In addition to being one of the most interesting experiences, it was also one of the most painful. Danaher would demonstrate the technique on me before I drilled it with my partner, and I have rarely been in such pain or tapped so quickly to a simple footlock. It wasn't simply painful: I tapped because my foot felt like it would implode and detach itself from my lower leg at the same time. He apologized at times for the suffering that was to follow, but I brushed it off. I knew what I was getting myself into when I signed up. I was sure it would be worth it, and I was right. 

We moved swiftly yet steadily through a logical progression of subtle changes to the grips and positioning that continuously refined the overall technique. There was a clearly-planned methodology and systematic approach at work here.

nullAll of this with no forewarning, no preparation: Danaher's readiness to thoroughly teach the crucial details of a relatively simple technique is clear evidence of his deep understanding and knowledge of the mechanics of jiu-jitsu. 

What did I learn? Truthfully, nothing that I hadn't seen before. The devil is in the details of course. Changing which part of my forearm I use to slice the Achilles tendon by an inch. Not pinching my elbow back but taking it to my hip. Covering one foot with the other to prevent my opponent from moving around to my back. Simple stuff, but the kind of thing it's easy to overlook in this era of complicated inverted back-takes. It's the kind of thing people refer to as 'invisible' jiu-jitsu -- it's right there in front of you, but you probably never even noticed.

I hastily scribbled notes in an effort to retain as much of the information as possible, fearful that I would lose any of the precious details that had been passed to me. Looking back over them, I can hear Danaher's soft Kiwi accent breaking the techniques down into their component steps. 

My Private Lesson with John Danaher 

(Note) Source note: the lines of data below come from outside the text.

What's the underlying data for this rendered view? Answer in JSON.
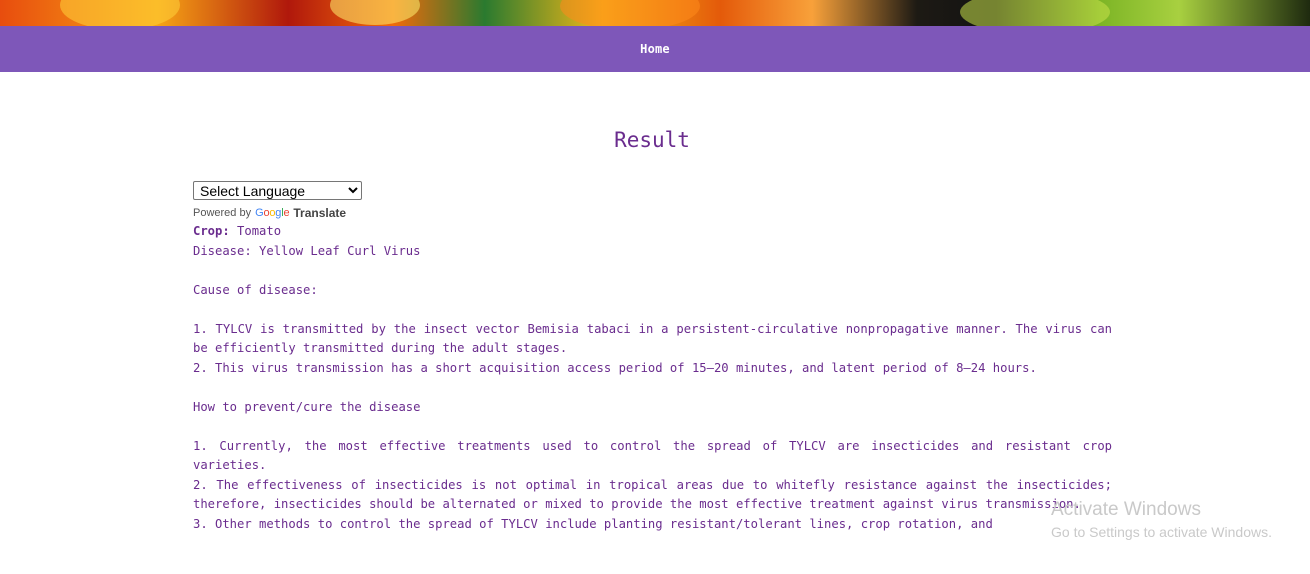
{
  "nav": {
    "home_label": "Home"
  },
  "page": {
    "title": "Result"
  },
  "translate": {
    "select_value": "Select Language",
    "powered_by": "Powered by",
    "google_logo": "Google",
    "translate_label": "Translate"
  },
  "result": {
    "crop_label": "Crop:",
    "crop_value": "Tomato",
    "disease_line": "Disease: Yellow Leaf Curl Virus",
    "cause_heading": "Cause of disease:",
    "causes": [
      "1. TYLCV is transmitted by the insect vector Bemisia tabaci in a persistent-circulative nonpropagative manner. The virus can be efficiently transmitted during the adult stages.",
      "2. This virus transmission has a short acquisition access period of 15–20 minutes, and latent period of 8–24 hours."
    ],
    "prevent_heading": "How to prevent/cure the disease",
    "prevention": [
      "1. Currently, the most effective treatments used to control the spread of TYLCV are insecticides and resistant crop varieties.",
      "2. The effectiveness of insecticides is not optimal in tropical areas due to whitefly resistance against the insecticides; therefore, insecticides should be alternated or mixed to provide the most effective treatment against virus transmission.",
      "3. Other methods to control the spread of TYLCV include planting resistant/tolerant lines, crop rotation, and"
    ]
  },
  "os_watermark": {
    "line1": "Activate Windows",
    "line2": "Go to Settings to activate Windows."
  },
  "colors": {
    "navbar": "#7e57b9",
    "text": "#6a2c8e"
  }
}
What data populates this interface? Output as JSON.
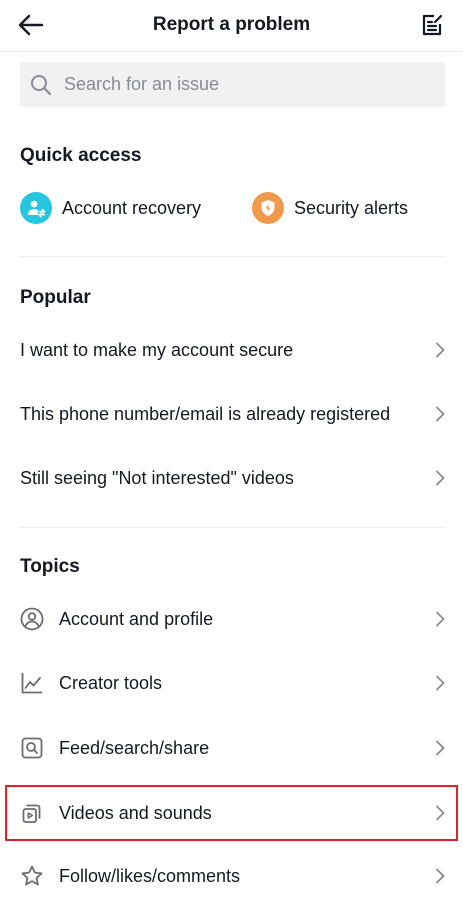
{
  "header": {
    "title": "Report a problem",
    "back_icon": "arrow-left-icon",
    "edit_icon": "edit-note-icon"
  },
  "search": {
    "placeholder": "Search for an issue",
    "icon": "search-icon"
  },
  "quick_access": {
    "title": "Quick access",
    "items": [
      {
        "label": "Account recovery",
        "icon": "account-recovery-icon",
        "color": "#25c6e0"
      },
      {
        "label": "Security alerts",
        "icon": "security-shield-icon",
        "color": "#f09a4e"
      }
    ]
  },
  "popular": {
    "title": "Popular",
    "items": [
      {
        "label": "I want to make my account secure"
      },
      {
        "label": "This phone number/email is already registered"
      },
      {
        "label": "Still seeing \"Not interested\" videos"
      }
    ]
  },
  "topics": {
    "title": "Topics",
    "items": [
      {
        "label": "Account and profile",
        "icon": "user-circle-icon"
      },
      {
        "label": "Creator tools",
        "icon": "line-chart-icon"
      },
      {
        "label": "Feed/search/share",
        "icon": "feed-search-icon"
      },
      {
        "label": "Videos and sounds",
        "icon": "video-stack-icon",
        "highlighted": true
      },
      {
        "label": "Follow/likes/comments",
        "icon": "star-icon"
      }
    ]
  },
  "colors": {
    "highlight": "#e5202b",
    "text": "#161823",
    "muted": "#8a8b91"
  }
}
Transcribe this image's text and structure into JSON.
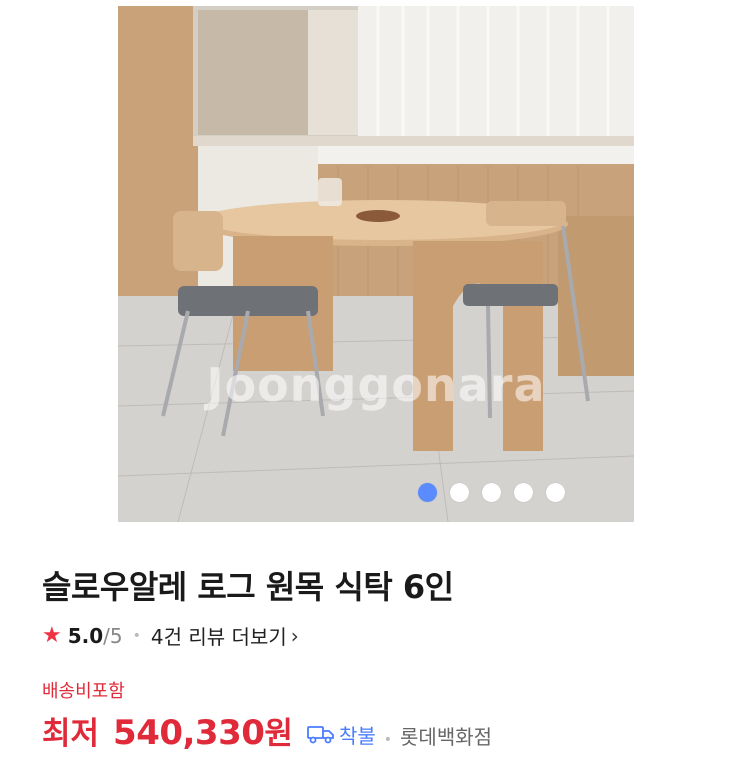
{
  "product": {
    "title": "슬로우알레 로그 원목 식탁 6인",
    "rating": {
      "score": "5.0",
      "max": "/5",
      "reviews_label": "4건 리뷰 더보기",
      "chevron": "›"
    },
    "shipping_label": "배송비포함",
    "price": {
      "prefix": "최저",
      "amount": "540,330",
      "unit": "원"
    },
    "delivery_label": "착불",
    "seller": "롯데백화점"
  },
  "gallery": {
    "watermark": "Joonggonara",
    "slide_count": 5,
    "active_slide": 1
  },
  "colors": {
    "accent_red": "#e02a3a",
    "accent_blue": "#4a7cff",
    "active_dot": "#5a8cff"
  }
}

When I told people I had managed to get a private lesson with John, they would look at me with wide eyes and ask about the experience. My answer was always the same: it was worth every mile travelled, every penny spent and every effort made. And should the opportunity come up I would do it all over again.